**Dataset excerpts**

------------------------------------

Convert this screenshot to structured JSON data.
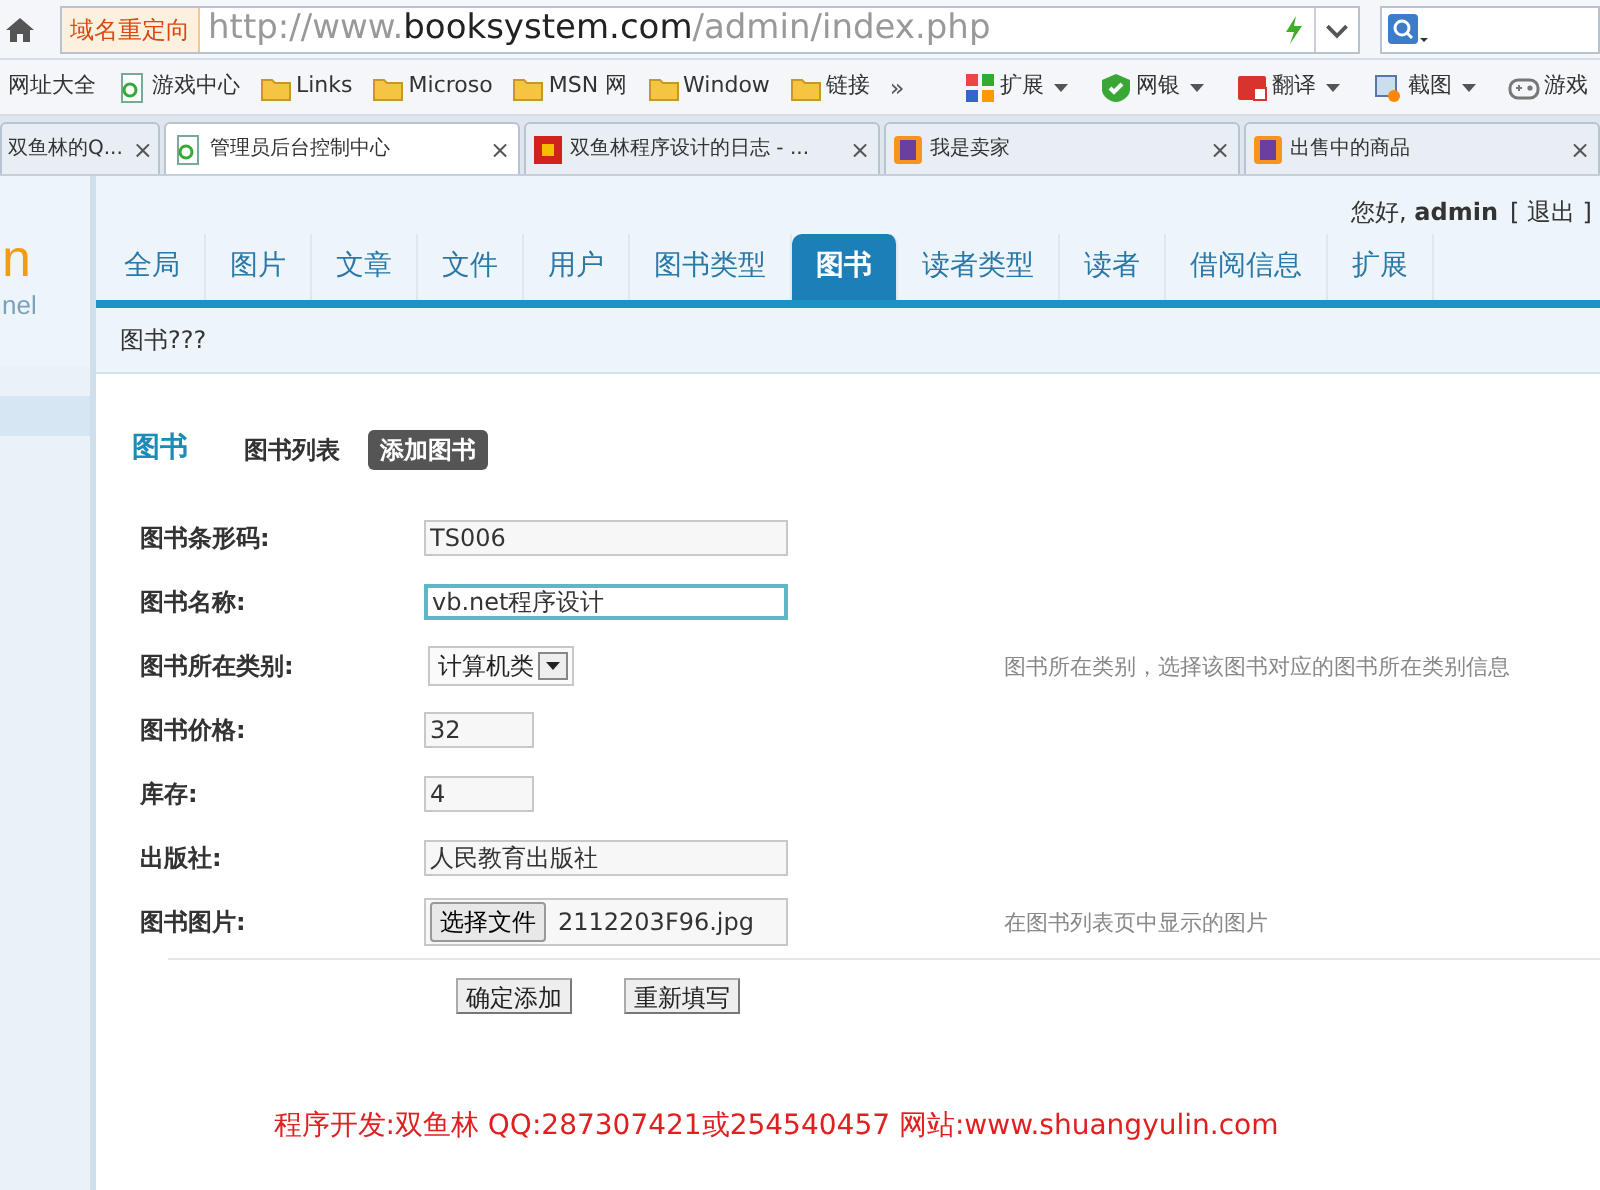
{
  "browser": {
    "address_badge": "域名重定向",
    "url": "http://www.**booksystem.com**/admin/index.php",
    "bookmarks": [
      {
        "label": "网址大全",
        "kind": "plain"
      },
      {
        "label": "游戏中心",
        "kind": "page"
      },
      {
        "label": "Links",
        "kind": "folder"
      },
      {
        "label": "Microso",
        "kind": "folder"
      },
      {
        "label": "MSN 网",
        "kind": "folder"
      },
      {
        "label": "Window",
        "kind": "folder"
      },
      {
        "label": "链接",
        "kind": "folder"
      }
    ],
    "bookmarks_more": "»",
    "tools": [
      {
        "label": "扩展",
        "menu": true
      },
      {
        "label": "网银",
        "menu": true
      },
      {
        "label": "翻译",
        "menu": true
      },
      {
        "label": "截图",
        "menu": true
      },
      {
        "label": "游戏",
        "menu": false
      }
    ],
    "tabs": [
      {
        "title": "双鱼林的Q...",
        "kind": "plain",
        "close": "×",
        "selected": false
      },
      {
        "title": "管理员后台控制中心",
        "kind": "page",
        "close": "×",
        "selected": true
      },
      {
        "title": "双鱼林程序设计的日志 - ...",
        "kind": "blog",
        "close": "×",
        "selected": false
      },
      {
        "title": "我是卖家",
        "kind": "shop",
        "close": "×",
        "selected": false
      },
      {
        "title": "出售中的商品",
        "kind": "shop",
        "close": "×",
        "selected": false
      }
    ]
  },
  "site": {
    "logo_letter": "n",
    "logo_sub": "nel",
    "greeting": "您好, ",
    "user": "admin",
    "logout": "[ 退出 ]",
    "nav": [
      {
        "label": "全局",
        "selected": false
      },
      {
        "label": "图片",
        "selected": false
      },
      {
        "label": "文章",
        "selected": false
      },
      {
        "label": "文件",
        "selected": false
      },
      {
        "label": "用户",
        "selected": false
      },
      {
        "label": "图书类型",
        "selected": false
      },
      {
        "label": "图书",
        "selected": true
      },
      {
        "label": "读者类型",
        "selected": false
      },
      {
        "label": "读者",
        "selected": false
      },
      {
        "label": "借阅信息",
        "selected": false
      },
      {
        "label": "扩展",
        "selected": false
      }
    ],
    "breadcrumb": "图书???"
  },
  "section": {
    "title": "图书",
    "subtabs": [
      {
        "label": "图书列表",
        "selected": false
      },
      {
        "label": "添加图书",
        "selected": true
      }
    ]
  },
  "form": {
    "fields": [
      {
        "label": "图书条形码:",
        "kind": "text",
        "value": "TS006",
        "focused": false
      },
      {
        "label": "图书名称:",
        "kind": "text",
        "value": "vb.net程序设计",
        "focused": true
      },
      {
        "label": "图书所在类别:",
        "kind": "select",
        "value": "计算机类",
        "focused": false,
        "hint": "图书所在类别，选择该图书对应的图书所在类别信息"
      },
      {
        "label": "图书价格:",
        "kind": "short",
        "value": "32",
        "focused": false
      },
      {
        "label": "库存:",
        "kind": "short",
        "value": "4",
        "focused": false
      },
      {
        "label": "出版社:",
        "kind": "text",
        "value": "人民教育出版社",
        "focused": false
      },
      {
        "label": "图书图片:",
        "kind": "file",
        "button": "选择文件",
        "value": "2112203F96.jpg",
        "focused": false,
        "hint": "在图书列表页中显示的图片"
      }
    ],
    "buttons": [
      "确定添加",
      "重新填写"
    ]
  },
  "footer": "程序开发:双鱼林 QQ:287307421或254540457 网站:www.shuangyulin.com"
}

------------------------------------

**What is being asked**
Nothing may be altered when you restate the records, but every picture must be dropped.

**Response**
Convert this screenshot to structured JSON data.
{
  "browser": {
    "address_badge": "域名重定向",
    "url": "http://www.**booksystem.com**/admin/index.php",
    "bookmarks": [
      {
        "label": "网址大全",
        "kind": "plain"
      },
      {
        "label": "游戏中心",
        "kind": "page"
      },
      {
        "label": "Links",
        "kind": "folder"
      },
      {
        "label": "Microso",
        "kind": "folder"
      },
      {
        "label": "MSN 网",
        "kind": "folder"
      },
      {
        "label": "Window",
        "kind": "folder"
      },
      {
        "label": "链接",
        "kind": "folder"
      }
    ],
    "bookmarks_more": "»",
    "tools": [
      {
        "label": "扩展",
        "menu": true
      },
      {
        "label": "网银",
        "menu": true
      },
      {
        "label": "翻译",
        "menu": true
      },
      {
        "label": "截图",
        "menu": true
      },
      {
        "label": "游戏",
        "menu": false
      }
    ],
    "tabs": [
      {
        "title": "双鱼林的Q...",
        "kind": "plain",
        "close": "×",
        "selected": false
      },
      {
        "title": "管理员后台控制中心",
        "kind": "page",
        "close": "×",
        "selected": true
      },
      {
        "title": "双鱼林程序设计的日志 - ...",
        "kind": "blog",
        "close": "×",
        "selected": false
      },
      {
        "title": "我是卖家",
        "kind": "shop",
        "close": "×",
        "selected": false
      },
      {
        "title": "出售中的商品",
        "kind": "shop",
        "close": "×",
        "selected": false
      }
    ]
  },
  "site": {
    "logo_letter": "n",
    "logo_sub": "nel",
    "greeting": "您好, ",
    "user": "admin",
    "logout": "[ 退出 ]",
    "nav": [
      {
        "label": "全局",
        "selected": false
      },
      {
        "label": "图片",
        "selected": false
      },
      {
        "label": "文章",
        "selected": false
      },
      {
        "label": "文件",
        "selected": false
      },
      {
        "label": "用户",
        "selected": false
      },
      {
        "label": "图书类型",
        "selected": false
      },
      {
        "label": "图书",
        "selected": true
      },
      {
        "label": "读者类型",
        "selected": false
      },
      {
        "label": "读者",
        "selected": false
      },
      {
        "label": "借阅信息",
        "selected": false
      },
      {
        "label": "扩展",
        "selected": false
      }
    ],
    "breadcrumb": "图书???"
  },
  "section": {
    "title": "图书",
    "subtabs": [
      {
        "label": "图书列表",
        "selected": false
      },
      {
        "label": "添加图书",
        "selected": true
      }
    ]
  },
  "form": {
    "fields": [
      {
        "label": "图书条形码:",
        "kind": "text",
        "value": "TS006",
        "focused": false
      },
      {
        "label": "图书名称:",
        "kind": "text",
        "value": "vb.net程序设计",
        "focused": true
      },
      {
        "label": "图书所在类别:",
        "kind": "select",
        "value": "计算机类",
        "focused": false,
        "hint": "图书所在类别，选择该图书对应的图书所在类别信息"
      },
      {
        "label": "图书价格:",
        "kind": "short",
        "value": "32",
        "focused": false
      },
      {
        "label": "库存:",
        "kind": "short",
        "value": "4",
        "focused": false
      },
      {
        "label": "出版社:",
        "kind": "text",
        "value": "人民教育出版社",
        "focused": false
      },
      {
        "label": "图书图片:",
        "kind": "file",
        "button": "选择文件",
        "value": "2112203F96.jpg",
        "focused": false,
        "hint": "在图书列表页中显示的图片"
      }
    ],
    "buttons": [
      "确定添加",
      "重新填写"
    ]
  },
  "footer": "程序开发:双鱼林 QQ:287307421或254540457 网站:www.shuangyulin.com"
}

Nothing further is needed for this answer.